→ **Listed entries**

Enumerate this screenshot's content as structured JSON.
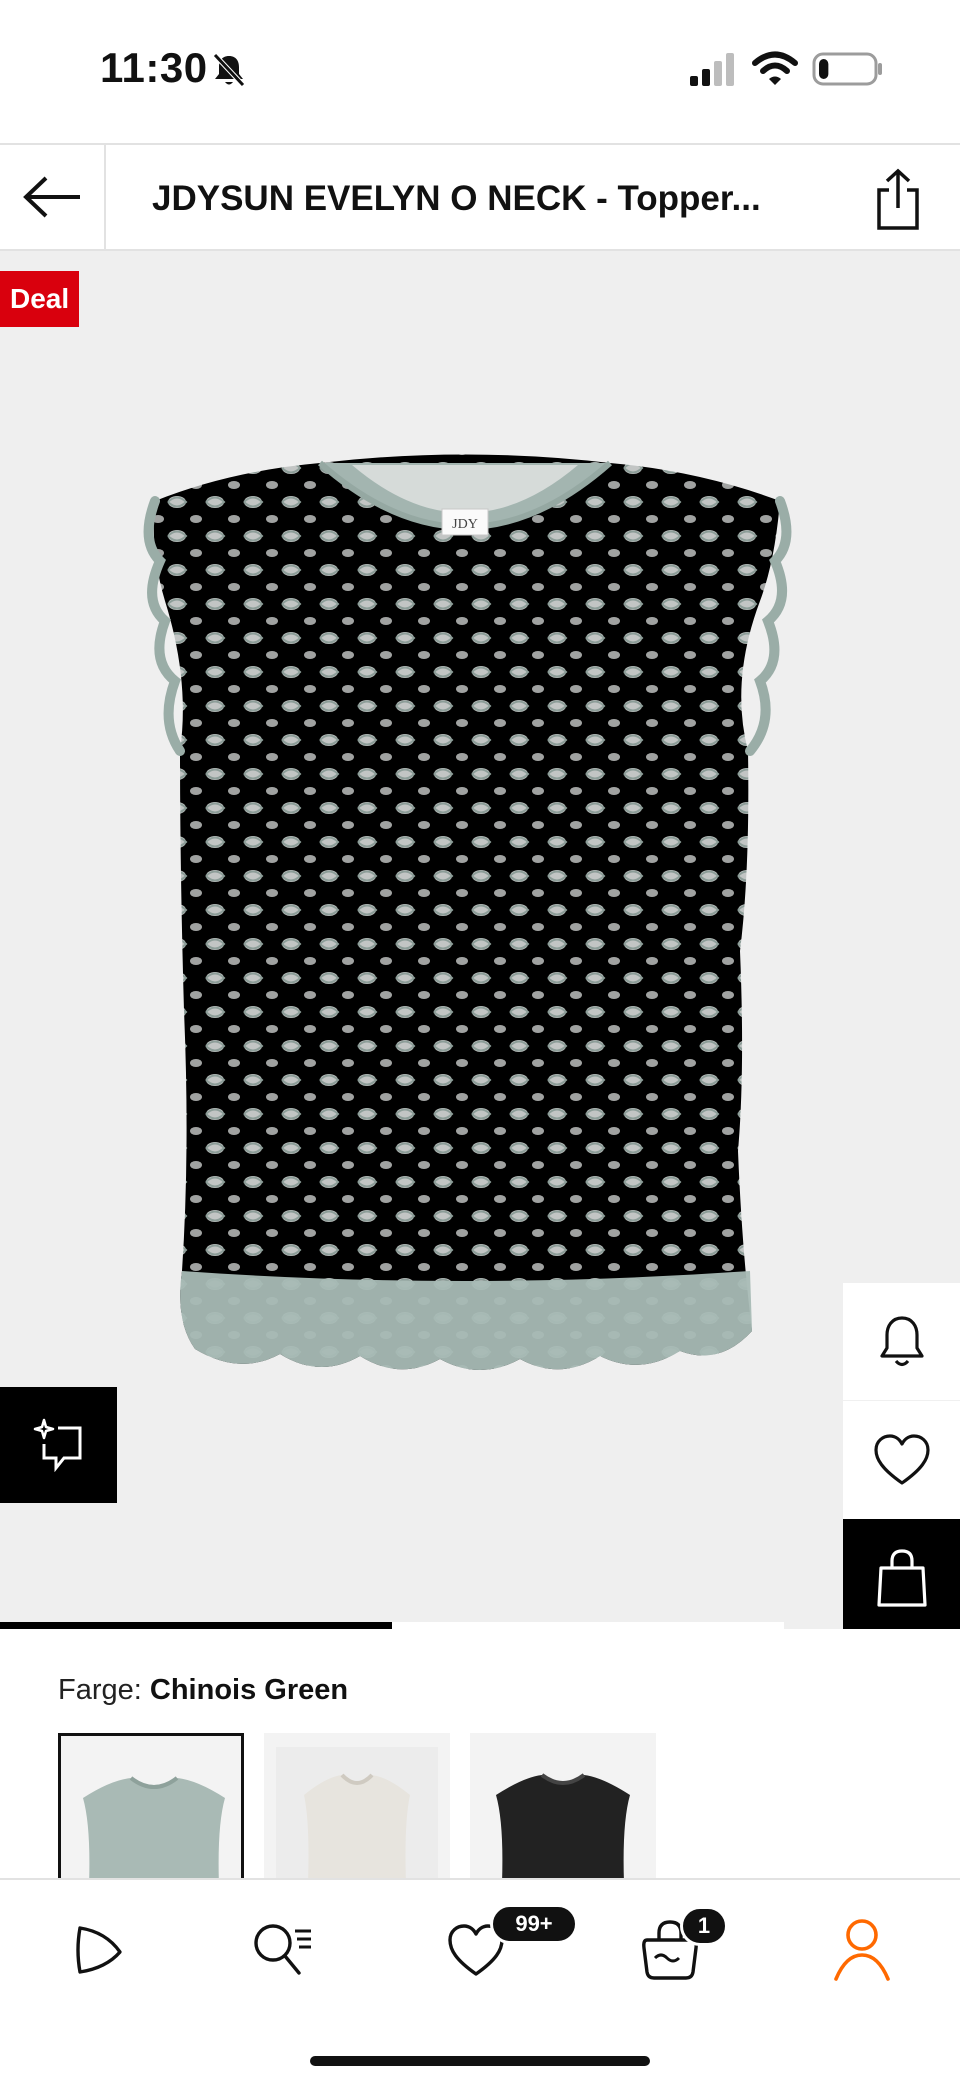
{
  "status_bar": {
    "time": "11:30",
    "battery_level": 0.18
  },
  "header": {
    "title": "JDYSUN EVELYN O NECK - Topper..."
  },
  "hero": {
    "deal_label": "Deal",
    "gallery_progress": 0.5,
    "product_colour": "#aebfba"
  },
  "color_picker": {
    "label": "Farge:",
    "selected_value": "Chinois Green",
    "swatches": [
      {
        "name": "Chinois Green",
        "hex": "#a9bab5",
        "selected": true
      },
      {
        "name": "white",
        "hex": "#e7e4de",
        "selected": false
      },
      {
        "name": "black",
        "hex": "#222222",
        "selected": false
      }
    ]
  },
  "bottom_nav": {
    "wishlist_badge": "99+",
    "cart_badge": "1",
    "active_color": "#ff6900"
  }
}
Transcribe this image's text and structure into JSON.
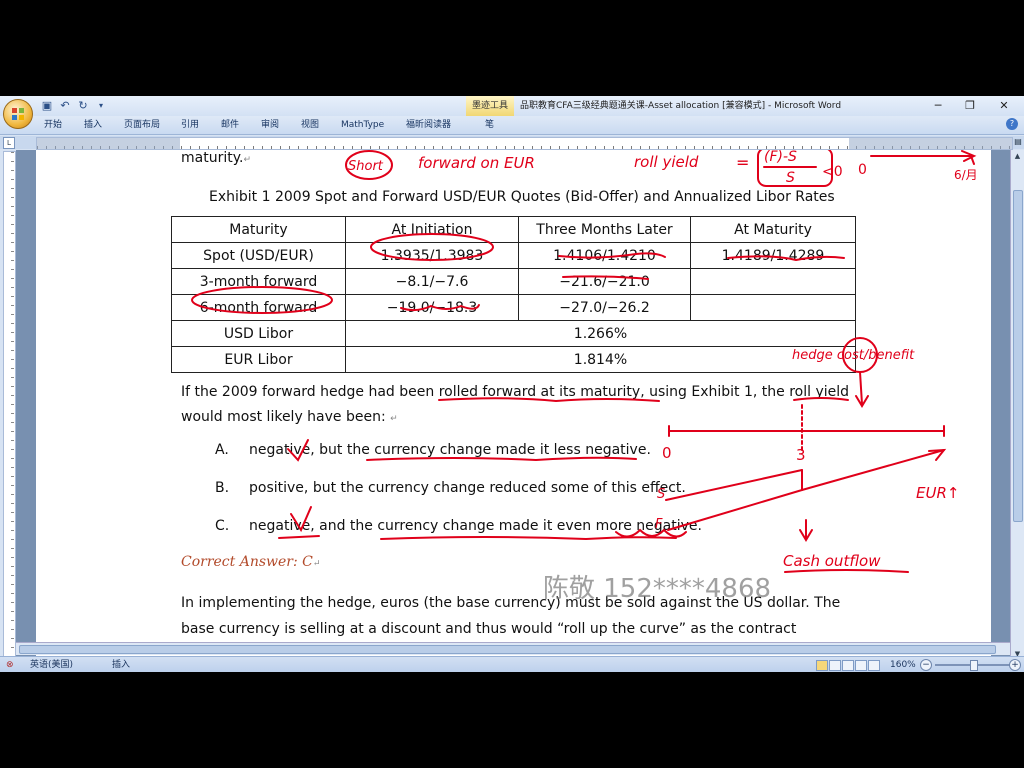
{
  "titlebar": {
    "tool_tab": "墨迹工具",
    "title": "品职教育CFA三级经典题通关课-Asset allocation [兼容模式] - Microsoft Word"
  },
  "ribbon": {
    "tabs": [
      "开始",
      "插入",
      "页面布局",
      "引用",
      "邮件",
      "审阅",
      "视图",
      "MathType",
      "福昕阅读器",
      "笔"
    ]
  },
  "document": {
    "top_line": "maturity.",
    "exhibit_title": "Exhibit 1 2009 Spot and Forward USD/EUR Quotes (Bid-Offer) and Annualized Libor Rates",
    "table": {
      "headers": [
        "Maturity",
        "At Initiation",
        "Three Months Later",
        "At Maturity"
      ],
      "rows": [
        [
          "Spot (USD/EUR)",
          "1.3935/1.3983",
          "1.4106/1.4210",
          "1.4189/1.4289"
        ],
        [
          "3-month forward",
          "−8.1/−7.6",
          "−21.6/−21.0",
          ""
        ],
        [
          "6-month forward",
          "−19.0/−18.3",
          "−27.0/−26.2",
          ""
        ]
      ],
      "libor_rows": [
        [
          "USD Libor",
          "1.266%"
        ],
        [
          "EUR Libor",
          "1.814%"
        ]
      ]
    },
    "question_line1": "If the 2009 forward hedge had been rolled forward at its maturity, using Exhibit 1, the roll yield",
    "question_line2": "would most likely have been:",
    "options": [
      {
        "letter": "A.",
        "text": "negative, but the currency change made it less negative."
      },
      {
        "letter": "B.",
        "text": "positive, but the currency change reduced some of this effect."
      },
      {
        "letter": "C.",
        "text": "negative, and the currency change made it even more negative."
      }
    ],
    "answer": "Correct Answer: C",
    "explanation_line1": "In implementing the hedge, euros (the base currency) must be sold against the US dollar. The",
    "explanation_line2": "base currency is selling at a discount and thus would “roll up the curve” as the contract",
    "watermark": "陈敬 152****4868"
  },
  "annotations": {
    "short_label": "Short",
    "forward_note": "forward on EUR",
    "roll_yield_label": "roll yield",
    "eq_numerator": "(F)-S",
    "eq_denominator": "S",
    "eq_tail": "<0",
    "eq_zero": "0",
    "side_number": "6/月",
    "hedge_note": "hedge cost/benefit",
    "point_zero": "0",
    "point_three": "3",
    "eur_note": "EUR↑",
    "S_mark": "S",
    "F_mark": "F",
    "cash_note": "Cash outflow",
    "ink_color": "#e0001a"
  },
  "statusbar": {
    "language": "英语(美国)",
    "mode": "插入",
    "zoom": "160%"
  }
}
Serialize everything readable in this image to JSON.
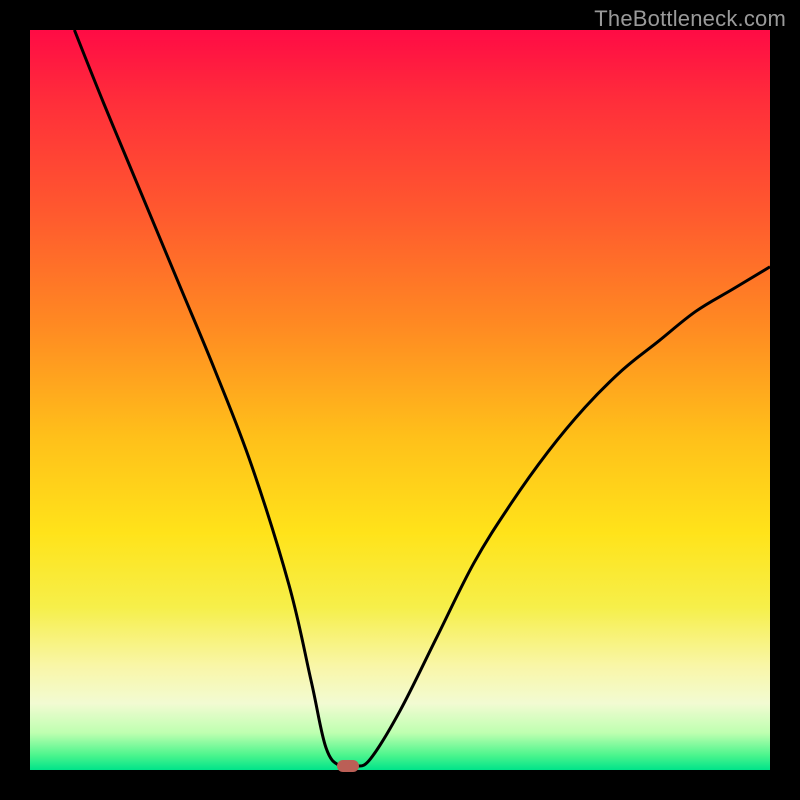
{
  "watermark": "TheBottleneck.com",
  "colors": {
    "curve_stroke": "#000000",
    "marker_fill": "#bb5f56"
  },
  "chart_data": {
    "type": "line",
    "title": "",
    "xlabel": "",
    "ylabel": "",
    "xlim": [
      0,
      100
    ],
    "ylim": [
      0,
      100
    ],
    "grid": false,
    "series": [
      {
        "name": "curve",
        "x": [
          6,
          10,
          15,
          20,
          25,
          30,
          35,
          38,
          40,
          42,
          44,
          46,
          50,
          55,
          60,
          65,
          70,
          75,
          80,
          85,
          90,
          95,
          100
        ],
        "y": [
          100,
          90,
          78,
          66,
          54,
          41,
          25,
          12,
          3,
          0.5,
          0.5,
          1.5,
          8,
          18,
          28,
          36,
          43,
          49,
          54,
          58,
          62,
          65,
          68
        ]
      }
    ],
    "marker": {
      "x": 43,
      "y": 0.5
    }
  }
}
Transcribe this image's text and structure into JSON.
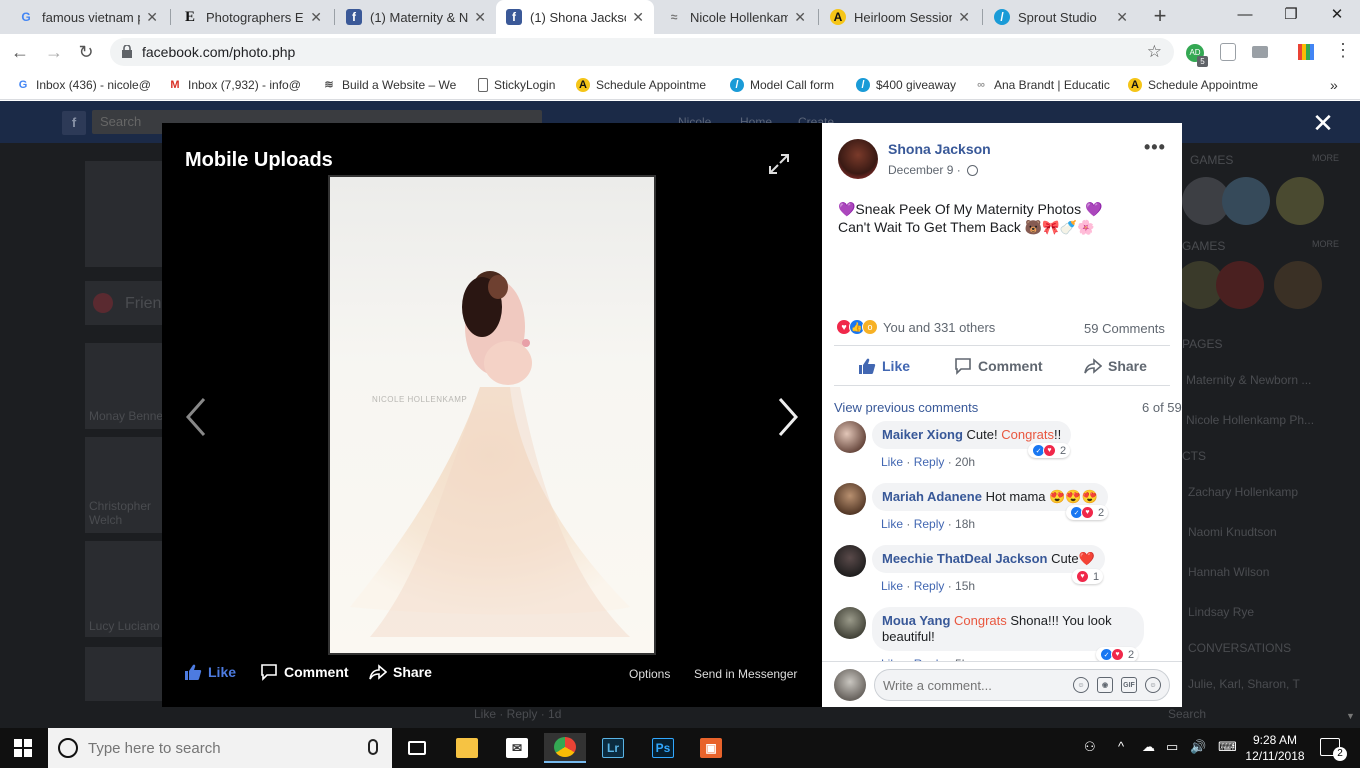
{
  "browser": {
    "tabs": [
      {
        "label": "famous vietnam pl",
        "icon": "google-icon"
      },
      {
        "label": "Photographers Ed",
        "icon": "e-icon"
      },
      {
        "label": "(1) Maternity & Ne",
        "icon": "facebook-icon"
      },
      {
        "label": "(1) Shona Jackson",
        "icon": "facebook-icon",
        "active": true
      },
      {
        "label": "Nicole Hollenkamp",
        "icon": "squarespace-icon"
      },
      {
        "label": "Heirloom Session",
        "icon": "acuity-icon"
      },
      {
        "label": "Sprout Studio",
        "icon": "sprout-icon"
      }
    ],
    "new_tab_label": "+",
    "url": "facebook.com/photo.php",
    "profile_badge": "5",
    "profile_initials": "AD",
    "bookmarks": [
      {
        "label": "Inbox (436) - nicole@",
        "icon": "google-icon"
      },
      {
        "label": "Inbox (7,932) - info@",
        "icon": "gmail-icon"
      },
      {
        "label": "Build a Website – We",
        "icon": "squarespace-icon"
      },
      {
        "label": "StickyLogin",
        "icon": "page-icon"
      },
      {
        "label": "Schedule Appointme",
        "icon": "acuity-icon"
      },
      {
        "label": "Model Call form",
        "icon": "sprout-icon"
      },
      {
        "label": "$400 giveaway",
        "icon": "sprout-icon"
      },
      {
        "label": "Ana Brandt | Educatic",
        "icon": "ana-icon"
      },
      {
        "label": "Schedule Appointme",
        "icon": "acuity-icon"
      }
    ],
    "bookmarks_overflow": "»"
  },
  "background": {
    "search_placeholder": "Search",
    "nav": [
      "Nicole",
      "Home",
      "Create"
    ],
    "friends_label": "Frien",
    "friends": [
      "Monay Benne",
      "Christopher Welch",
      "Lucy Luciano"
    ],
    "right_sections": [
      "GAMES",
      "GAMES",
      "PAGES",
      "CTS",
      "CONVERSATIONS"
    ],
    "more_label": "MORE",
    "right_items": [
      "Maternity & Newborn ...",
      "Nicole Hollenkamp Ph...",
      "Zachary Hollenkamp",
      "Naomi Knudtson",
      "Hannah Wilson",
      "Lindsay Rye",
      "Julie, Karl, Sharon, T"
    ],
    "search_bottom": "Search",
    "below_viewer": "Like · Reply · 1d"
  },
  "viewer": {
    "album_title": "Mobile Uploads",
    "watermark": "NICOLE HOLLENKAMP",
    "like_label": "Like",
    "comment_label": "Comment",
    "share_label": "Share",
    "options_label": "Options",
    "messenger_label": "Send in Messenger"
  },
  "post": {
    "author": "Shona Jackson",
    "date": "December 9 ·",
    "text_line1": "💜Sneak Peek Of My Maternity Photos 💜",
    "text_line2": "Can't Wait To Get Them Back 🐻🎀🍼🌸",
    "reactions_text": "You and 331 others",
    "comments_count": "59 Comments",
    "like_label": "Like",
    "comment_label": "Comment",
    "share_label": "Share",
    "view_previous": "View previous comments",
    "pagination": "6 of 59",
    "write_placeholder": "Write a comment..."
  },
  "comments": [
    {
      "name": "Maiker Xiong",
      "before": "Cute! ",
      "highlight": "Congrats",
      "after": "!!",
      "like": "Like",
      "reply": "Reply",
      "time": "20h",
      "reaction_count": "2"
    },
    {
      "name": "Mariah Adanene",
      "before": "Hot mama 😍😍😍",
      "highlight": "",
      "after": "",
      "like": "Like",
      "reply": "Reply",
      "time": "18h",
      "reaction_count": "2"
    },
    {
      "name": "Meechie ThatDeal Jackson",
      "before": "Cute❤️",
      "highlight": "",
      "after": "",
      "like": "Like",
      "reply": "Reply",
      "time": "15h",
      "reaction_count": "1"
    },
    {
      "name": "Moua Yang",
      "before": "",
      "highlight": "Congrats",
      "after": " Shona!!! You look beautiful!",
      "like": "Like",
      "reply": "Reply",
      "time": "5h",
      "reaction_count": "2"
    }
  ],
  "taskbar": {
    "search_placeholder": "Type here to search",
    "time": "9:28 AM",
    "date": "12/11/2018",
    "notifications": "2"
  },
  "colors": {
    "facebook_blue": "#4267b2",
    "link_blue": "#385898",
    "highlight_orange": "#e9573f"
  }
}
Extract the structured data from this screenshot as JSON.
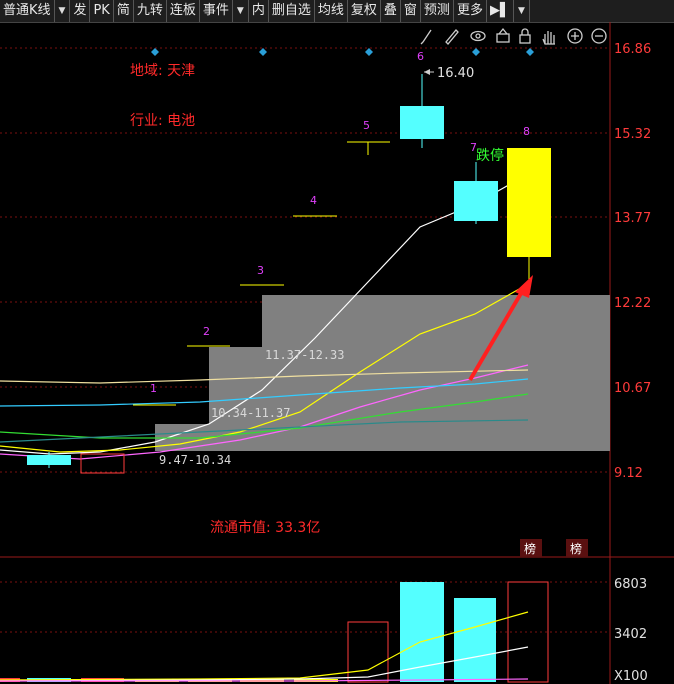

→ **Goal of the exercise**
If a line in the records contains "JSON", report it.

→ **Solution**
Enumerate this screenshot's content as structured JSON.
Transcribe this image's text and structure into JSON.
Serialize everything readable in this image to JSON.
Transcribe this image's text and structure into JSON.
Extract the structured data from this screenshot as JSON.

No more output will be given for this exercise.